One thing I didn’t mention was that ofuda, like many other Shinto items, are traditionally not considered to be permanent. On January 15th, it’s traditional to return the ofuda to the shrine where it was purchased, so it can be respectfully cremated in a ceremony called otakiage.
I purchased a new ofuda back in November. My ofuda is originally from Fushimi Inari Grand Shrine, my favourite Shinto shrine of all and the main shrine dedicated to the main kami I venerate, Inari Ōkami. But I didn’t order the ofuda directly from the shrine. The fact is, shrines in Japan generally don’t offer a mail order service – partly for practical reasons, and partly because you’re supposed to make a pilgrimage to the shrine to obtain the ofuda in person. But living in the UK, going to Fushimi Inari Grand Shrine every year to get a new ofuda just isn’t going to happen!
So instead I use a proxy seller – the Yappari-Japan shop on Ebay. Obtaining ofuda in this manner isn’t without controversy. Some Shintoists frown upon this practice, because they do not consider it respectful for someone to re-sell an ofuda for profit and then post it to someone else. While it might not be ideal to obtain an ofuda in this manner, it really is a good practical solution for Shintoists who live abroad and who want to get an ofuda from a shrine in Japan. The mark-up on the items isn’t unreasonably high, and in my experience Yappari-Japan always packages them really well and sends them very quickly.
And one other thing that Yappari-Japan offers, at no extra cost, is taking your old charms to an otakiage ceremony.

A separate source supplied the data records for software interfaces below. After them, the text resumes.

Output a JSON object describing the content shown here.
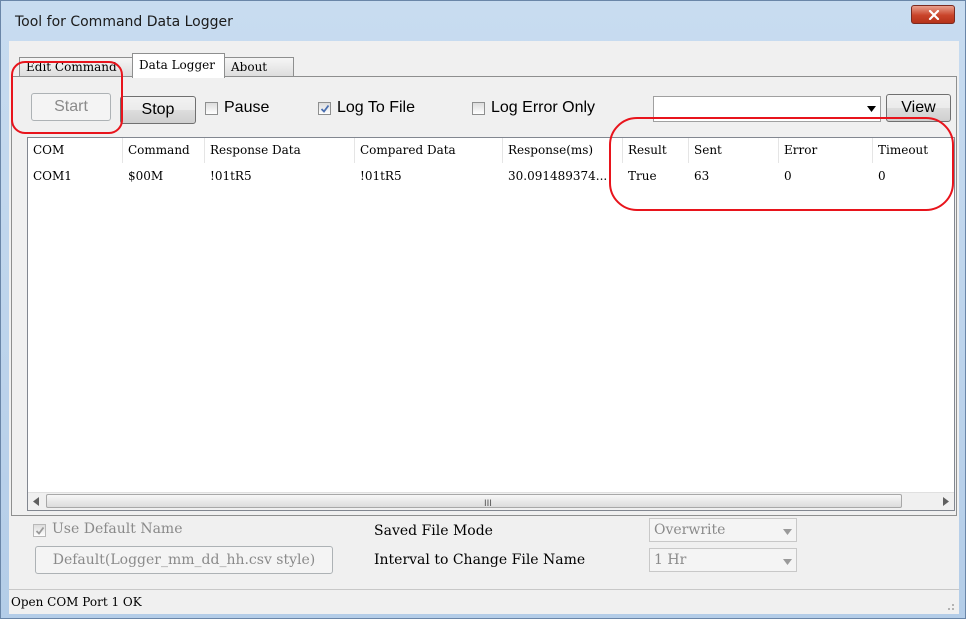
{
  "window": {
    "title": "Tool for Command Data Logger"
  },
  "tabs": [
    {
      "label": "Edit Command"
    },
    {
      "label": "Data Logger"
    },
    {
      "label": "About"
    }
  ],
  "toolbar": {
    "start_label": "Start",
    "stop_label": "Stop",
    "pause_label": "Pause",
    "log_to_file_label": "Log To File",
    "log_error_only_label": "Log Error Only",
    "view_label": "View",
    "log_select_value": "",
    "log_to_file_checked": true,
    "pause_checked": false,
    "log_error_only_checked": false
  },
  "table": {
    "columns": [
      "COM",
      "Command",
      "Response Data",
      "Compared Data",
      "Response(ms)",
      "Result",
      "Sent",
      "Error",
      "Timeout"
    ],
    "rows": [
      [
        "COM1",
        "$00M",
        "!01tR5",
        "!01tR5",
        "30.091489374...",
        "True",
        "63",
        "0",
        "0"
      ]
    ],
    "scroll_grip": "III"
  },
  "file": {
    "use_default_name_label": "Use Default Name",
    "use_default_name_checked": true,
    "default_name_button": "Default(Logger_mm_dd_hh.csv style)",
    "saved_file_mode_label": "Saved File Mode",
    "saved_file_mode_value": "Overwrite",
    "interval_label": "Interval to Change File Name",
    "interval_value": "1 Hr"
  },
  "status": {
    "text": "Open COM Port 1 OK"
  },
  "colors": {
    "annotation": "#e8141c",
    "accent_check": "#4a6fb0"
  }
}
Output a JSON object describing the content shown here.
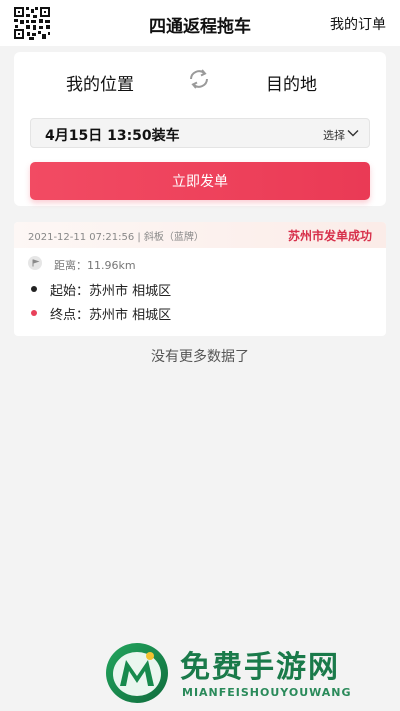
{
  "header": {
    "title": "四通返程拖车",
    "my_orders": "我的订单",
    "qr_icon": "qr-code-icon"
  },
  "route": {
    "from_label": "我的位置",
    "to_label": "目的地",
    "swap_icon": "swap-icon"
  },
  "time": {
    "value": "4月15日 13:50装车",
    "select_label": "选择",
    "chevron_icon": "chevron-down-icon"
  },
  "submit_label": "立即发单",
  "records": [
    {
      "meta": "2021-12-11 07:21:56 | 斜板（蓝牌）",
      "status": "苏州市发单成功",
      "distance": "距离：11.96km",
      "start": "起始：苏州市 相城区",
      "end": "终点：苏州市 相城区"
    }
  ],
  "empty_hint": "没有更多数据了",
  "watermark": {
    "title": "免费手游网",
    "subtitle": "MIANFEISHOUYOUWANG"
  },
  "colors": {
    "accent": "#ea3a55",
    "status": "#d7304b",
    "background": "#f3f3f3",
    "start_dot": "#222222",
    "end_dot": "#e8405a"
  }
}
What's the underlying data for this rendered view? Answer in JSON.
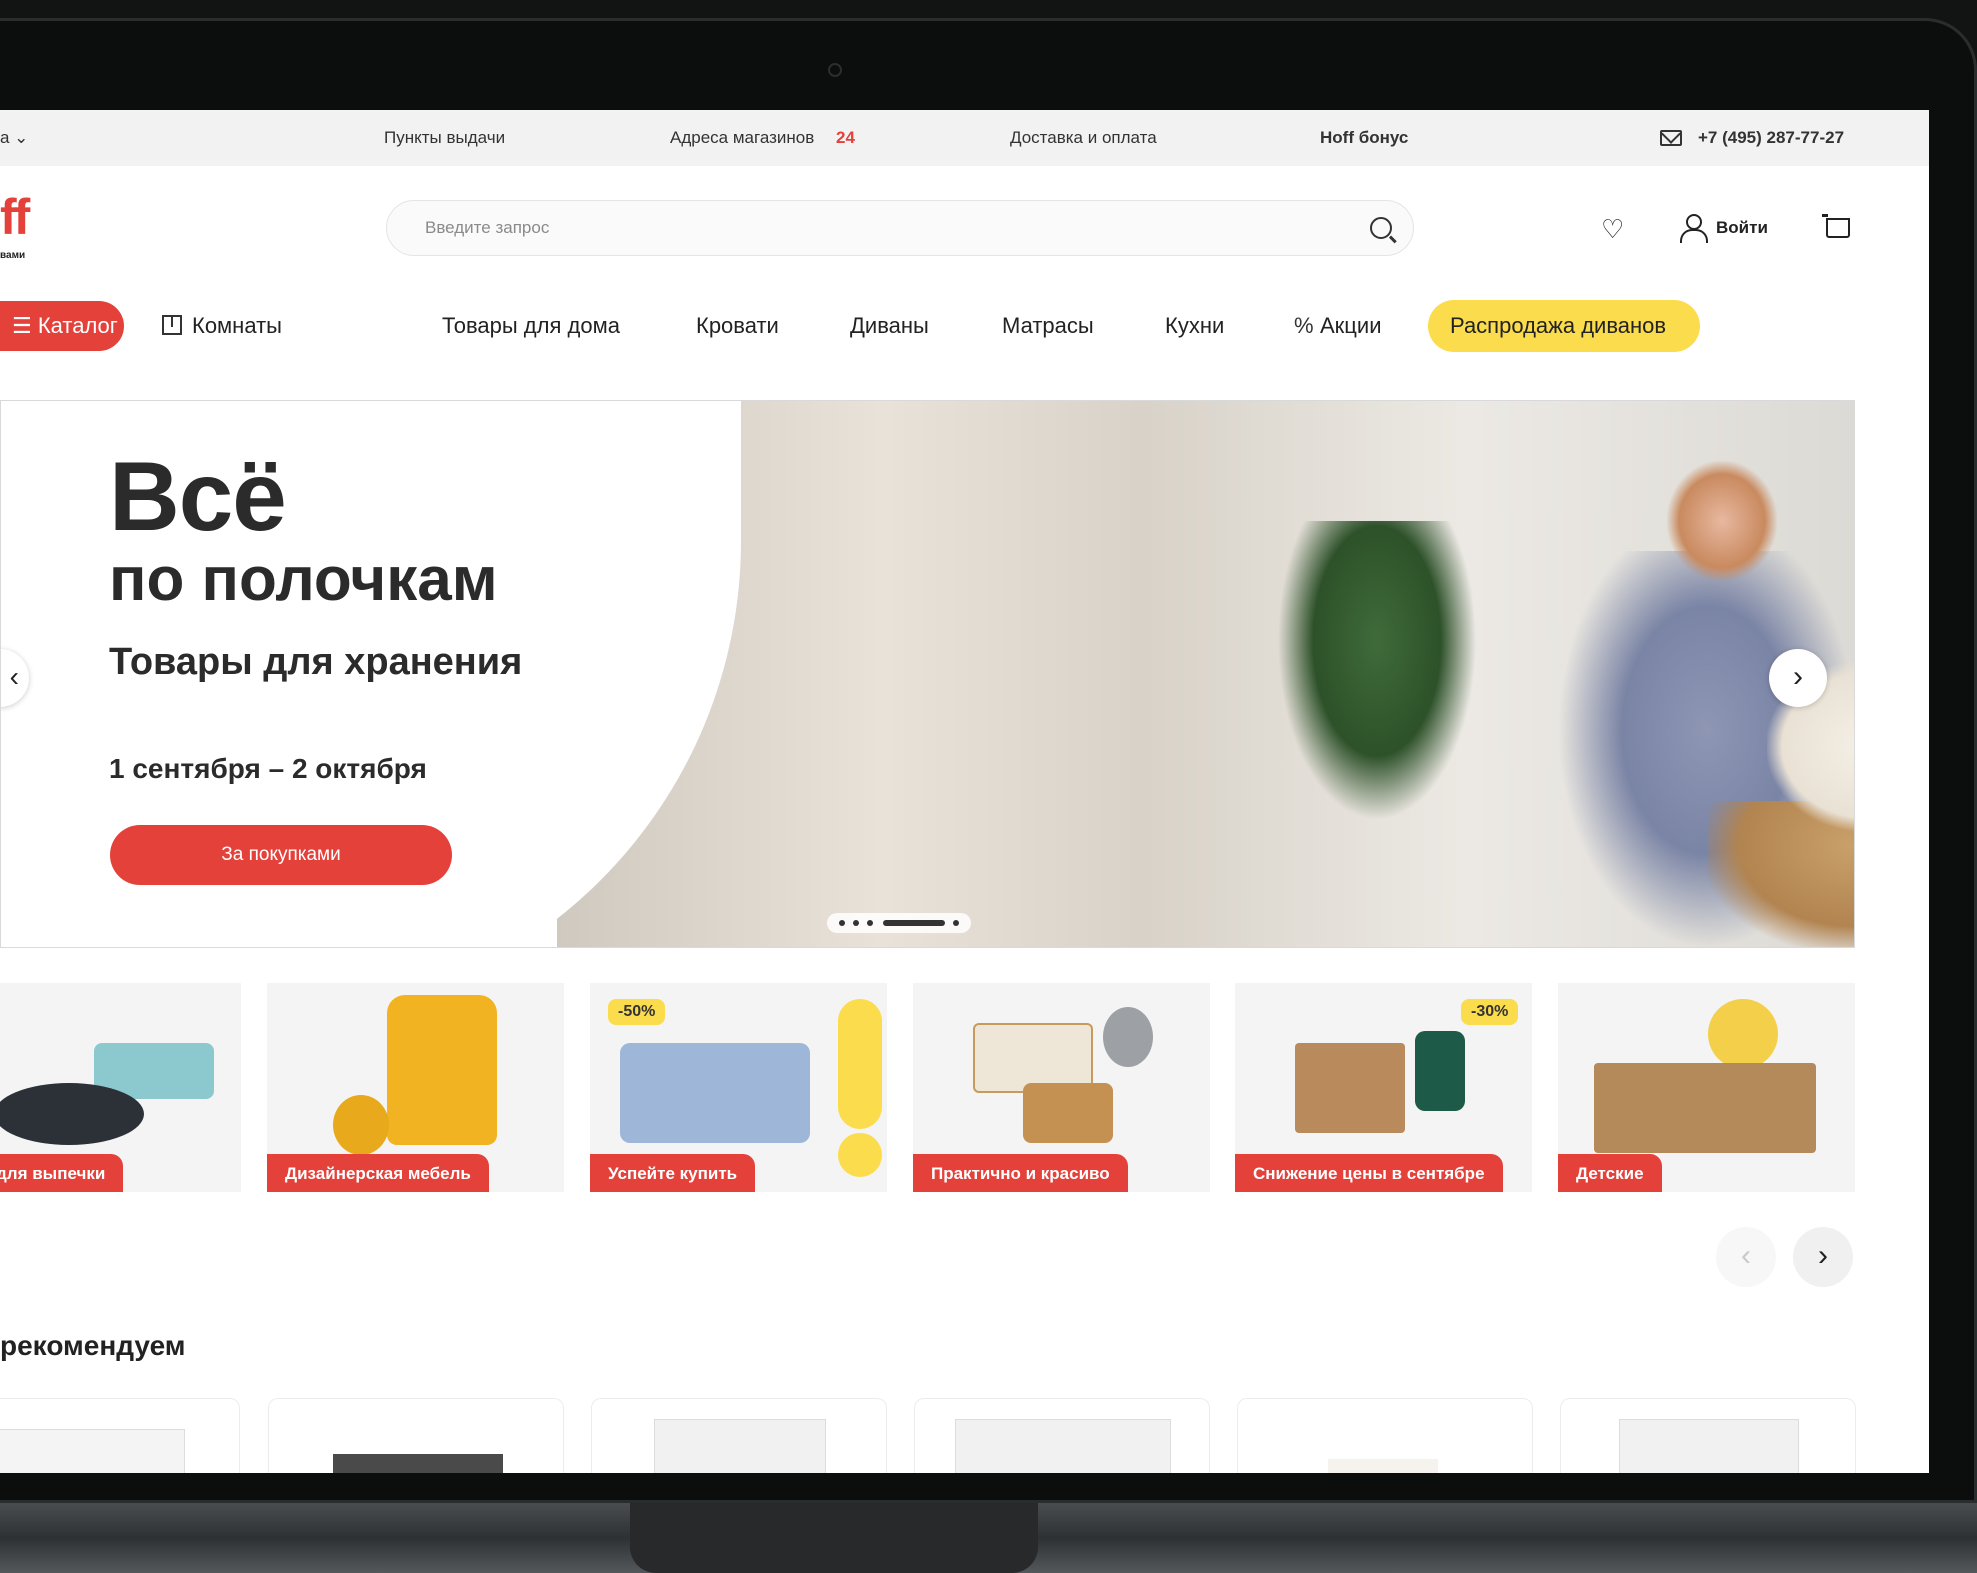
{
  "topbar": {
    "city": "а ⌄",
    "pickup": "Пункты выдачи",
    "stores": "Адреса магазинов",
    "stores_count": "24",
    "delivery": "Доставка и оплата",
    "bonus": "Hoff бонус",
    "phone": "+7 (495) 287-77-27",
    "mail_icon": "mail-icon"
  },
  "header": {
    "logo": "ff",
    "logo_sub": "вами",
    "search_placeholder": "Введите запрос",
    "search_icon": "search-icon",
    "favorites_icon": "heart-icon",
    "user_icon": "user-icon",
    "login": "Войти",
    "cart_icon": "cart-icon"
  },
  "nav": {
    "catalog": "Каталог",
    "rooms": "Комнаты",
    "items": [
      "Товары для дома",
      "Кровати",
      "Диваны",
      "Матрасы",
      "Кухни"
    ],
    "promo": "Акции",
    "sale": "Распродажа диванов",
    "sale_color": "#fbdc4d",
    "accent_color": "#e4413a"
  },
  "hero": {
    "title": "Всё",
    "title2": "по полочкам",
    "subtitle": "Товары для хранения",
    "dates": "1 сентября – 2 октября",
    "button": "За покупками",
    "prev": "‹",
    "next": "›",
    "slides_total": 6,
    "slide_active": 4
  },
  "categories": [
    {
      "label": "уда для выпечки",
      "badge": ""
    },
    {
      "label": "Дизайнерская мебель",
      "badge": ""
    },
    {
      "label": "Успейте купить",
      "badge": "-50%"
    },
    {
      "label": "Практично и красиво",
      "badge": ""
    },
    {
      "label": "Снижение цены в сентябре",
      "badge": "-30%"
    },
    {
      "label": "Детские",
      "badge": ""
    }
  ],
  "carousel": {
    "prev": "‹",
    "next": "›"
  },
  "recommend": {
    "title": "рекомендуем",
    "cards_count": 6
  }
}
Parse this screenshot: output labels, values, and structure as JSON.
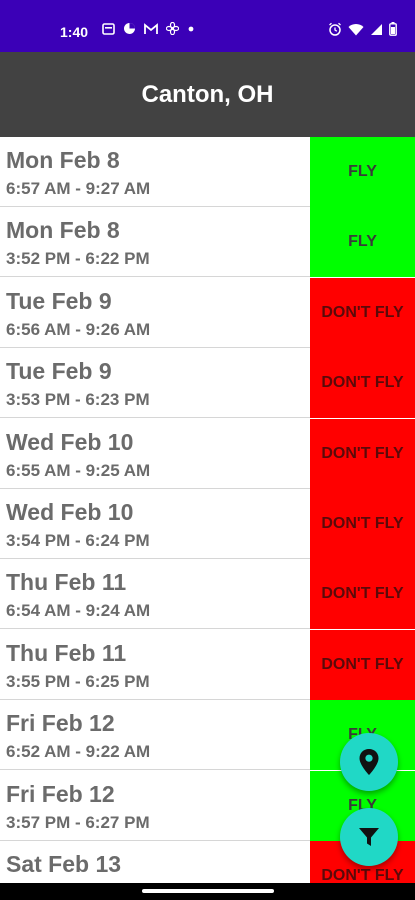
{
  "status_bar": {
    "time": "1:40",
    "notification_icons": [
      "calendar-icon",
      "app-icon",
      "gmail-icon",
      "fan-icon",
      "dot-icon"
    ],
    "system_icons": [
      "alarm-icon",
      "wifi-icon",
      "signal-icon",
      "battery-icon"
    ]
  },
  "header": {
    "title": "Canton, OH"
  },
  "colors": {
    "status_bar": "#3b00b7",
    "app_bar": "#424242",
    "fly": "#00ff00",
    "dont_fly": "#ff0000",
    "fab": "#20d8c6"
  },
  "rows": [
    {
      "day": "Mon Feb 8",
      "time": "6:57 AM - 9:27 AM",
      "verdict": "FLY"
    },
    {
      "day": "Mon Feb 8",
      "time": "3:52 PM - 6:22 PM",
      "verdict": "FLY"
    },
    {
      "day": "Tue Feb 9",
      "time": "6:56 AM - 9:26 AM",
      "verdict": "DON'T FLY"
    },
    {
      "day": "Tue Feb 9",
      "time": "3:53 PM - 6:23 PM",
      "verdict": "DON'T FLY"
    },
    {
      "day": "Wed Feb 10",
      "time": "6:55 AM - 9:25 AM",
      "verdict": "DON'T FLY"
    },
    {
      "day": "Wed Feb 10",
      "time": "3:54 PM - 6:24 PM",
      "verdict": "DON'T FLY"
    },
    {
      "day": "Thu Feb 11",
      "time": "6:54 AM - 9:24 AM",
      "verdict": "DON'T FLY"
    },
    {
      "day": "Thu Feb 11",
      "time": "3:55 PM - 6:25 PM",
      "verdict": "DON'T FLY"
    },
    {
      "day": "Fri Feb 12",
      "time": "6:52 AM - 9:22 AM",
      "verdict": "FLY"
    },
    {
      "day": "Fri Feb 12",
      "time": "3:57 PM - 6:27 PM",
      "verdict": "FLY"
    },
    {
      "day": "Sat Feb 13",
      "time": "",
      "verdict": "DON'T FLY"
    }
  ],
  "fabs": [
    {
      "name": "location-button",
      "icon": "map-pin-icon"
    },
    {
      "name": "filter-button",
      "icon": "filter-icon"
    }
  ]
}
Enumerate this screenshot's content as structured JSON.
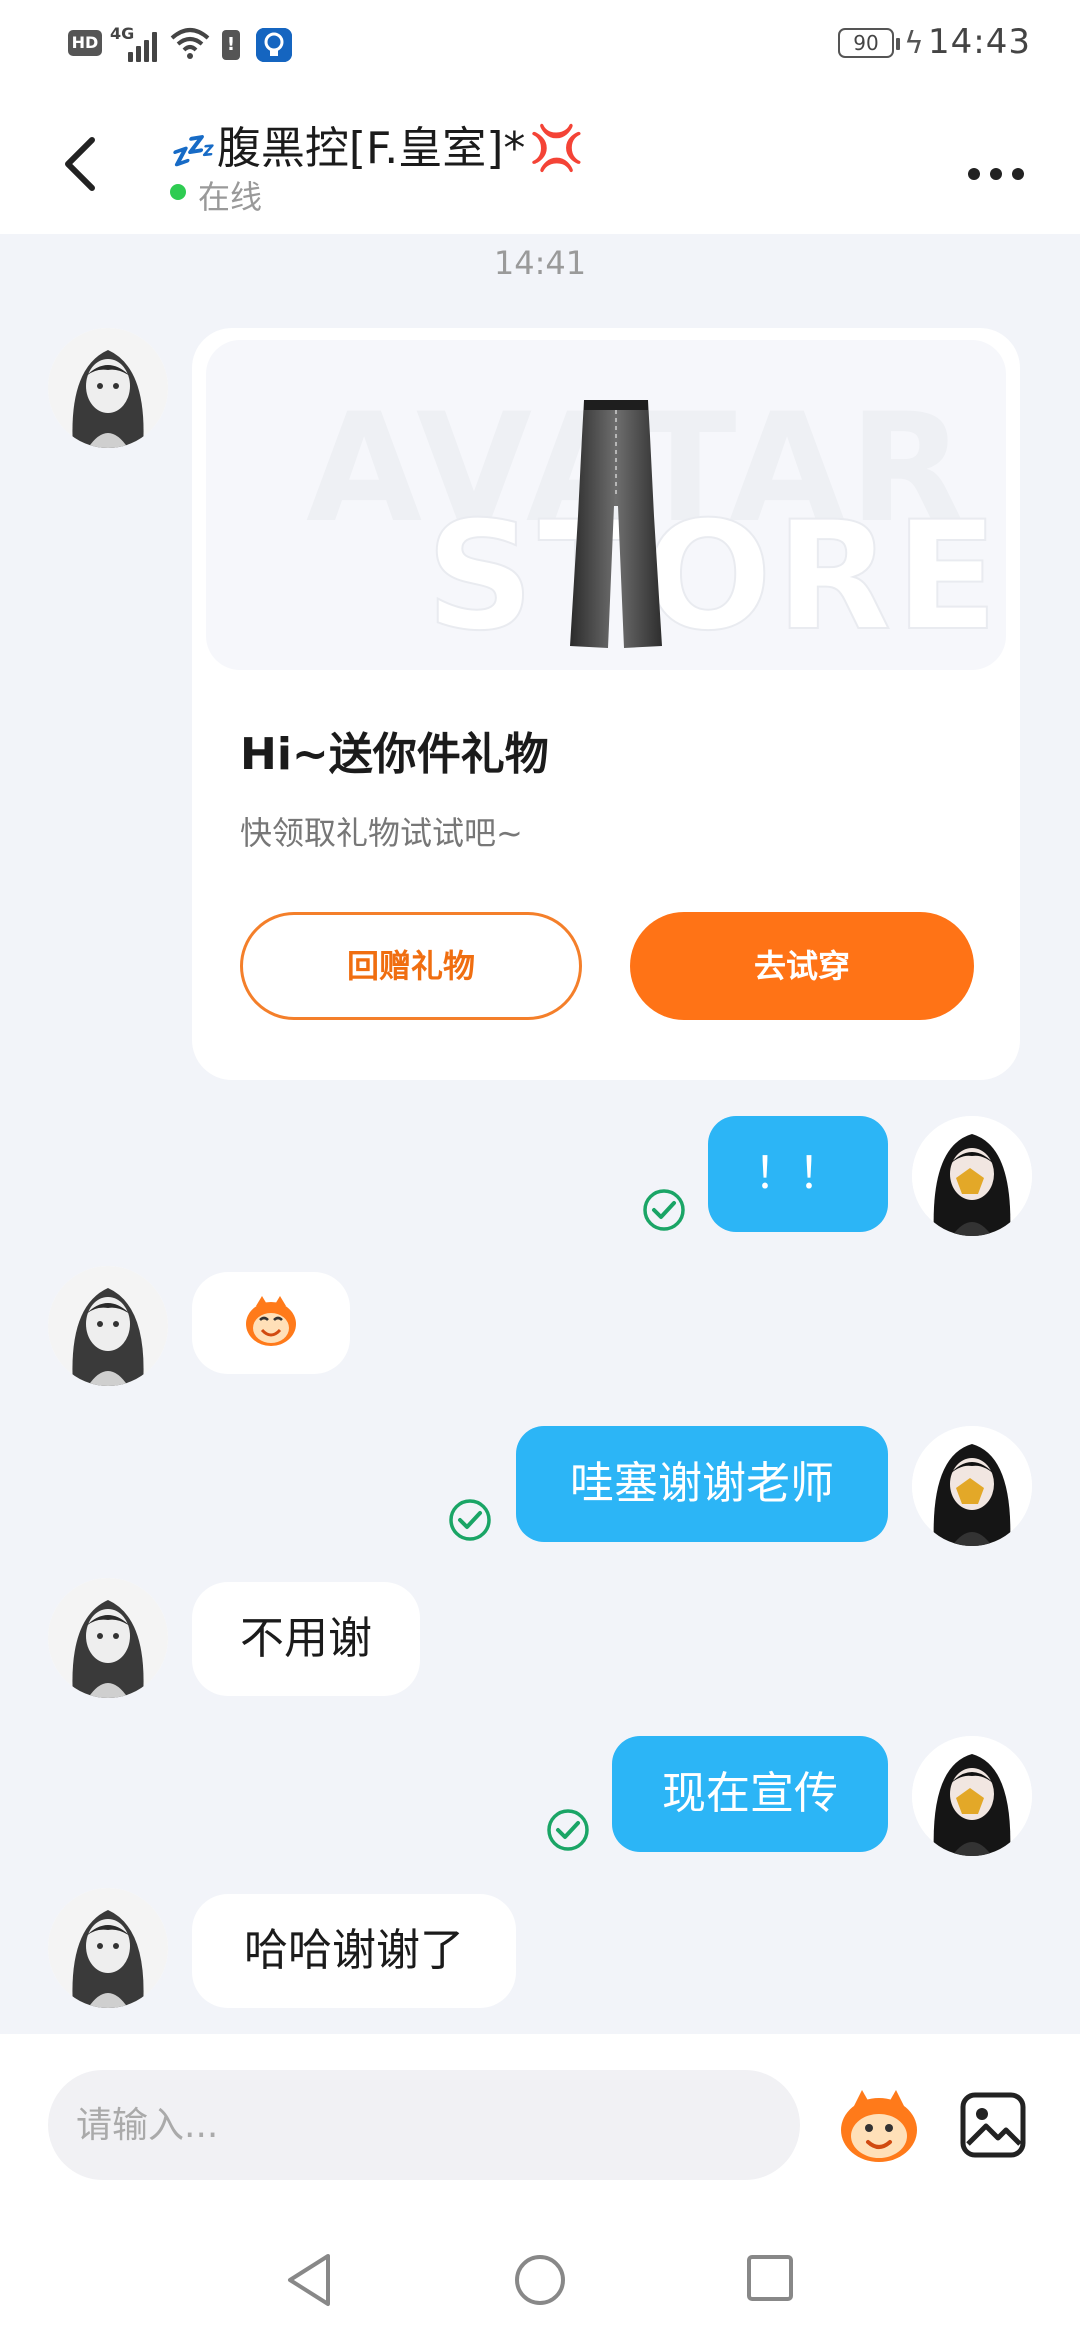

All you need to do is post the items back to Yappari-Japan before January 15th, and they will do the rest. This year, they were kind enough to send pictures and footage of the ceremony!
Here are all the items to be cremated. As you can see, there are also omamori (protective charms) and decorations in the mix.
The kannushi (Shinto priest) setting up an altar and ritual bonfire.
I think it’s great that Yappari-Japan offers this service, and goes to the trouble of sending photos and film afterwards.
Of course, this option isn’t for everyone who owns an ofuda. You may have purchased your ofuda from somewhere that doesn’t offer this kind of service, or you might find it too expensive to send it back to Japan. In this case, the best way to dispose of old charms is to sprinkle them with salt to purify them, and then wrap them in paper before disposal in the normal way. If you’re more Pagan-inclined, you could burn them yourself or bury them after sprinkling the items with salt and wrapping them, which is how many Pagans would dispose of other sacred or magical items once they have served their purpose.
And for those who would rather buy ofuda and other sacred items from shrines directly rather than using a re-seller, both Tsubaki Grand Shrine of America and Shusse Inari Shrine of America offer international shipping.